Just once did he get a chance and he took it. His shot flashed past Okala, whose six foot six inches frame sprawled beaten on the ground, as he watched the Mathematical wonder strike heading towards his goal line. Not since being poisoned in Egypt after drinking laced tea that blinded him momentarily, had he looked so helpless.
But there was a sting in the tail and the Flying Antelopes from Enugu were no wallflowers. Chukwu hurdled over Okala, like Edwin Moses, chased down Odegbami’s shot and cleared it away just as the ball was about to cross the goal line.
When the final whistle came the game was still scoreless. Both teams had without a doubt given it their all and, as they lay spent on the ground sucking on oranges and wolfing down Lucozade and Glucose concoctions, their fans sat almost dejectedly in stunned silence in the stands.
The rival drums had long since fallen silent. Amadioha had crawled back into its hut and the babalawos were nowhere to be seen.
Coach Hawkes, Sam Ojebode and Moses Otolorin did their best to lift the spirits of the IIC boys when the Ethiopian referee pointed to the 11-metre spot on the Rangers side of the field announcing the dreaded penalty kicks. There was palpable fear that this was Okala’s “goal post” and he had planted Onitsha charms there in the 2nd half.
However Odegbami remembers that the goalpost and pecking order for penalty kicks was already established before the game.
IICC took the first penalty. Odegbami, free from Anyafor’s shackles, hits a howitzer just past Okala’s gloves, making it 1-0 for IICC. Christian Madu, the Rangers free kick expert, shoots past a rooted “Best” Ogedegbe making it 1-1. Then the first wheel comes off the IICC bandwagon as Okala gets a paw on Asante’s kick, sending it over the bar. Score still 1-1.
Ngadi, bent on making up for his myriad of misses, then converts. Score 2-1 to Rangers. Then the second wheel comes off for IICC as well, as Ogedegbe soundly bangs his kick into the woodwork. Score still 2-1 to Rangers. Ilechukwu steps up and converts the most important shot of his life. Score 3-1 to Rangers. Seeking to breathe some life back into IICC, Otubusin hammers his shot past Okala. Score 3-2 to Rangers.
Then it was CHAIRMAN CHUKWU’s turn. Still resplendent in his spotless white jersey and shorts, he seemed to transcend the tension and cacophony in the stadium.
Above, the NAF Helicopter that had replaced the MIG right after kick off now banks away from the stadium for the final time, just as if the pilot knew it was all going to be over soon.
Chairman Chukwu strolled to the penalty spot with the nonchalance of an English gent going for a Sunday stroll. Perhaps, only Brazil’s revered SOCRATES has displayed similar insouciance in such trying circumstances.

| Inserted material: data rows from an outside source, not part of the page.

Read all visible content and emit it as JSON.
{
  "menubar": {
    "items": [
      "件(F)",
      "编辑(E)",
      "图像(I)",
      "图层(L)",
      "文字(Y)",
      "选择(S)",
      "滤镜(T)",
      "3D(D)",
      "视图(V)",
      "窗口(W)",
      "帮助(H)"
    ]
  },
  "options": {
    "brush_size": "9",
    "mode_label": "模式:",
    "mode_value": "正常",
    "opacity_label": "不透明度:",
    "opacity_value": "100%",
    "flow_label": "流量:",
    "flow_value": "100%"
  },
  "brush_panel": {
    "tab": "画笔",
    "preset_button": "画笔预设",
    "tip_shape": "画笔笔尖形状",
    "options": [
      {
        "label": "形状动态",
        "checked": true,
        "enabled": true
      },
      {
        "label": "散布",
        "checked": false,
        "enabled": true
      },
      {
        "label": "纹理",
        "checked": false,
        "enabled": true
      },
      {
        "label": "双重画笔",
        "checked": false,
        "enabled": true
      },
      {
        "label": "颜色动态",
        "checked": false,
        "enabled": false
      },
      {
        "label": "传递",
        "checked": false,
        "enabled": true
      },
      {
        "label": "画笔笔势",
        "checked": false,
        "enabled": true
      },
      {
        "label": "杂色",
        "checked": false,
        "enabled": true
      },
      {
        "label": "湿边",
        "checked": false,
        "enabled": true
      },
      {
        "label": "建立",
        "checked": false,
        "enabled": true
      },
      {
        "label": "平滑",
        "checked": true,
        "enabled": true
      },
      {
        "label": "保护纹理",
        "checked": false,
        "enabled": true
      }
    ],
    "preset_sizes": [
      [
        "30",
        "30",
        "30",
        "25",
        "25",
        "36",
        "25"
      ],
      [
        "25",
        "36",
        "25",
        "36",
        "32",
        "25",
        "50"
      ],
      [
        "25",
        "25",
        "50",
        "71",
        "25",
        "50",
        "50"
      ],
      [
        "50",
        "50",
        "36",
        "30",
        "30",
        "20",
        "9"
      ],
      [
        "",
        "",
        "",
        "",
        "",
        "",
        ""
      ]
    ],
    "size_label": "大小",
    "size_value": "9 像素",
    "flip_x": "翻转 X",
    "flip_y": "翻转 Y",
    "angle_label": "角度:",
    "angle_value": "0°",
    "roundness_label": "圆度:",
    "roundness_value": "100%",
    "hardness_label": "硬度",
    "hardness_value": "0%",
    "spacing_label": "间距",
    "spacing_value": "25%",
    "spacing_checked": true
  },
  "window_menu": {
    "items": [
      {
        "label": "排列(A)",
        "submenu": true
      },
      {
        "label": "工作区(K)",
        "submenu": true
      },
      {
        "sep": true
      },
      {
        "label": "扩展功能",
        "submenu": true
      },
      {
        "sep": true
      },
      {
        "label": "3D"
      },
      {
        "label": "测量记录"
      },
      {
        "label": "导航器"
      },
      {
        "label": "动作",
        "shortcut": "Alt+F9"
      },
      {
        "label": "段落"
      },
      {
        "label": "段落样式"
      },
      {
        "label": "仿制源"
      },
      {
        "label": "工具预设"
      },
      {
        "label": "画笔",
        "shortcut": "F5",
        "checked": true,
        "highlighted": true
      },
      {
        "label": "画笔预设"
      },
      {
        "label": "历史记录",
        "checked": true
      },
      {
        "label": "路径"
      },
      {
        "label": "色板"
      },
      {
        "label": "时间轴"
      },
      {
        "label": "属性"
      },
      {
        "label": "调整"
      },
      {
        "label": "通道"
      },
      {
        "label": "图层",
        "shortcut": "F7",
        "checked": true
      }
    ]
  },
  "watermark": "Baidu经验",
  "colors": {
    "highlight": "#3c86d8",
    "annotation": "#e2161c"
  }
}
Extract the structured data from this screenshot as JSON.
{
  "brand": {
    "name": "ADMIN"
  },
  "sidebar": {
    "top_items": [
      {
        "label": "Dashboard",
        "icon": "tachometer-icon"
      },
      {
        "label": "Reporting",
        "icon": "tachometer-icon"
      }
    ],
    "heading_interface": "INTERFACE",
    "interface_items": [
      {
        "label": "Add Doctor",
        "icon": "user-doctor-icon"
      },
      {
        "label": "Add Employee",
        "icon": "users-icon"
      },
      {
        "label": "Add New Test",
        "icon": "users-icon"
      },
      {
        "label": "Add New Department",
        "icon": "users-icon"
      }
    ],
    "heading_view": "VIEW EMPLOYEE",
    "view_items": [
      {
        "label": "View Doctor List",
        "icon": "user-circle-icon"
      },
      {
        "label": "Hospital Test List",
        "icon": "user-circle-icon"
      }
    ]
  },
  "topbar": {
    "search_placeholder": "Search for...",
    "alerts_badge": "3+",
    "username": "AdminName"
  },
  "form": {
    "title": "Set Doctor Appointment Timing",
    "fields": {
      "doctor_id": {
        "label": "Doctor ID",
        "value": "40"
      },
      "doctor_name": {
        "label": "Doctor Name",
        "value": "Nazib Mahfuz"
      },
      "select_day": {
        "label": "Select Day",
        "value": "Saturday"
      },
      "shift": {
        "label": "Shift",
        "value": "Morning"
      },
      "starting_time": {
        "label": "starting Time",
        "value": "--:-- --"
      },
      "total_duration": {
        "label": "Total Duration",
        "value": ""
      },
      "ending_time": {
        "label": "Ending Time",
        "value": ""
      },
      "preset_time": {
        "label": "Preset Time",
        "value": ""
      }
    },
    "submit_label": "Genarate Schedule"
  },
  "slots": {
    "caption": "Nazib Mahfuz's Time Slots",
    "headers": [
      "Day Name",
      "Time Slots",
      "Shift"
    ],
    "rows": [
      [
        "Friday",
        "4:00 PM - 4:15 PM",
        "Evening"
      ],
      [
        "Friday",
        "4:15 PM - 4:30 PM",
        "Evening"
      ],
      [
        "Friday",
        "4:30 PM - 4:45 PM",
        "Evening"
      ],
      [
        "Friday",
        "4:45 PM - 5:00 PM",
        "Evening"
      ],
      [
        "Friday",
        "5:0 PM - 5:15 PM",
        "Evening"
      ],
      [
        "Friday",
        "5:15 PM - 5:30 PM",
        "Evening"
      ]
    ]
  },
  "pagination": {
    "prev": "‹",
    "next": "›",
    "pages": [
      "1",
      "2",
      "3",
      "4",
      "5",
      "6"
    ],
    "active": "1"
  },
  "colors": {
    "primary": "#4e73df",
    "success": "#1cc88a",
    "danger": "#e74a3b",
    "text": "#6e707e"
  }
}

Casually, Chukwu takes the ball from under his arm and places it in the middle of the white spot. He was renowned for his ability to always hit the “sweet spot” as his wife would readily testify. A short walk, a flick of the right leg ….”thud” … he hits the ball with the certainty of a virtuoso in total control of his instrument.
For a split second there is total silence in a stadium of over 50000 people. In slow motion, the ball evades Ogedegbe’s outstretched hands … and the net bulges after what seems like a lifetime.
Nigeria erupts with the thunder of 50000 voices and 30m primal screams all over Eastern Nigeria and in every Sabon Gari across the nation. Okala races from the sidelines and hoists Chukwu into the air, running with him as if he was the prized Christmas goat.
Rangers 4 IICC 2. Game over
That is our CHAIRMAN CHUKWU … when cometh another?
A long line of over 30 Ekene and Young Shall Grow buses took 3 days to convey fans from Kaduna to Enugu because the delirious assortment of supporters insisted on stopping every few hours to “top up” their alcohol reserves as they sang “Nzogbu … enyimba enyi” and “obi kerere nke” and “onye akpa na agu aka na odu” all the way back to the East.